Serious Rob Lowe fans may already know this but Rob Lowe has lived a heck of a life so far.  He has met scads of famous people, from trying to meet Telly Savalas (unsuccessfully) as a child in Ohio to getting future career advice from Liza Minnelli to the pre-career and teenage Darryl Hannah to the aforementioned Princess Stephanie of Monaco (whose lifestyle will make you scratch your head in wonder.) Despite the many connections, the women, the alcoholism and career success, Mr. Lowe manages to come across unscathed.  He's your next door neighbor, the father of a child in Little League, someone who is incredibly humbled by the good fortune bestowed upon him and who ultimately holds himself to a high standard.    Surely I wasn't the only one feeling triumphant over his comeback with The West Wing.    
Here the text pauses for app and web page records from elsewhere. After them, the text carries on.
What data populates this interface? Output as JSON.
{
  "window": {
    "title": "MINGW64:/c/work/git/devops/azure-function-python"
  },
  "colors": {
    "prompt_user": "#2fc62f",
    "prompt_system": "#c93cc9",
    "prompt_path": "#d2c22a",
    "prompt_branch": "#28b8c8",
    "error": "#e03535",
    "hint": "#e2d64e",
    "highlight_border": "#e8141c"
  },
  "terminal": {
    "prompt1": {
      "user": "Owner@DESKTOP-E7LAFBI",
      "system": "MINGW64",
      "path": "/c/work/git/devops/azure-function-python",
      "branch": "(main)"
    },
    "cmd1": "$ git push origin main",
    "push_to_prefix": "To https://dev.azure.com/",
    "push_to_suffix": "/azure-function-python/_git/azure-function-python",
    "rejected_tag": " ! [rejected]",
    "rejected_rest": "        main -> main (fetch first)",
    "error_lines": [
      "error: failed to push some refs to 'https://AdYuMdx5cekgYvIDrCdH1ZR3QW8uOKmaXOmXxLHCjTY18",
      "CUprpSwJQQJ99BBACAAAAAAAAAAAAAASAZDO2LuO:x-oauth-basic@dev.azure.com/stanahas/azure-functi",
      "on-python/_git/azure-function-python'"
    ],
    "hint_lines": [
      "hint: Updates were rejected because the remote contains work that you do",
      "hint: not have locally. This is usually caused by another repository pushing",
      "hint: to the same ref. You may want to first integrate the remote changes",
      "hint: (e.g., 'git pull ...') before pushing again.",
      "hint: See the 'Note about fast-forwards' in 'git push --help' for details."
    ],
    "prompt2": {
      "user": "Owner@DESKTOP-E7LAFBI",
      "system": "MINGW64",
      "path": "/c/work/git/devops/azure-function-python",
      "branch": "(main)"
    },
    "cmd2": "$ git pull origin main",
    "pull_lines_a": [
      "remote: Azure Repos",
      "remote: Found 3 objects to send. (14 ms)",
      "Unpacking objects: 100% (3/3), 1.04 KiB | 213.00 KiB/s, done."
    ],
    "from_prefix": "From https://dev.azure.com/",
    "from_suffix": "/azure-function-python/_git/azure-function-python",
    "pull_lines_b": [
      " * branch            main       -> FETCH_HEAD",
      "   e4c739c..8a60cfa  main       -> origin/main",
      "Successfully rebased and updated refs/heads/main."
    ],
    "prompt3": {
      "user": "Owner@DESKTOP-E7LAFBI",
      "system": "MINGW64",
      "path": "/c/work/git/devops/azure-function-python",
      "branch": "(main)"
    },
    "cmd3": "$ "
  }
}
Perhaps this is the most surprising part of Stories I Only Tell My Friends. . . Rob Lowe can write.  No, really.  He is as blessed with the pen as he is with looks.  From the first chapter, his prose draws the listener/reader in, inviting you into his world and his story.  Listening to the audio version of this book versus reading it, I was privileged to hear his own voice and his incredible impersonations.  He is a gifted narrator, from the pleasantness of his voice to verbal inflections.  His impersonation of Tom Cruise had me giggling in the car.

There was one thing I didn't like about Stories I Only Tell My Friends and that was the book had to end.  It was so good and so enjoyable I did not want to part company with Mr. Lowe.   The upside is that he has generously written a follow up memoir, one I will be picking up to savor.

I would not hesitate to recommend Stories I Only Tell My Friends.  It's the perfect celebrity memoir -  interesting, fun and dishy without being catty or cruel. 



Author Website


FTC Disclosure: This audiobook is from my own personal collection and was purchased by me. I was neither paid nor compensated for this review. You're welcome. 

Tuesday, November 18, 2014

Giveaway Winner: MY SISTER'S GRAVE

The lucky winner of a copy of My Sister's Grave by Robert Dugoni is . . .

Jennifer Ricketts

Congratulations, Jennifer!  I hope you enjoy your new book.  I will be emailing you directly to get your mailing address for your new goodie.

A big THANK YOU to all who visited Psychotic State Book Reviews and entered this giveaway.  I appreciate each and every one of you taking the time to visit and to post your entries. I hope you will stick around for future reviews, giveaways and interviews. 

Thank you to TLC Book Tours for making this giveaway possible.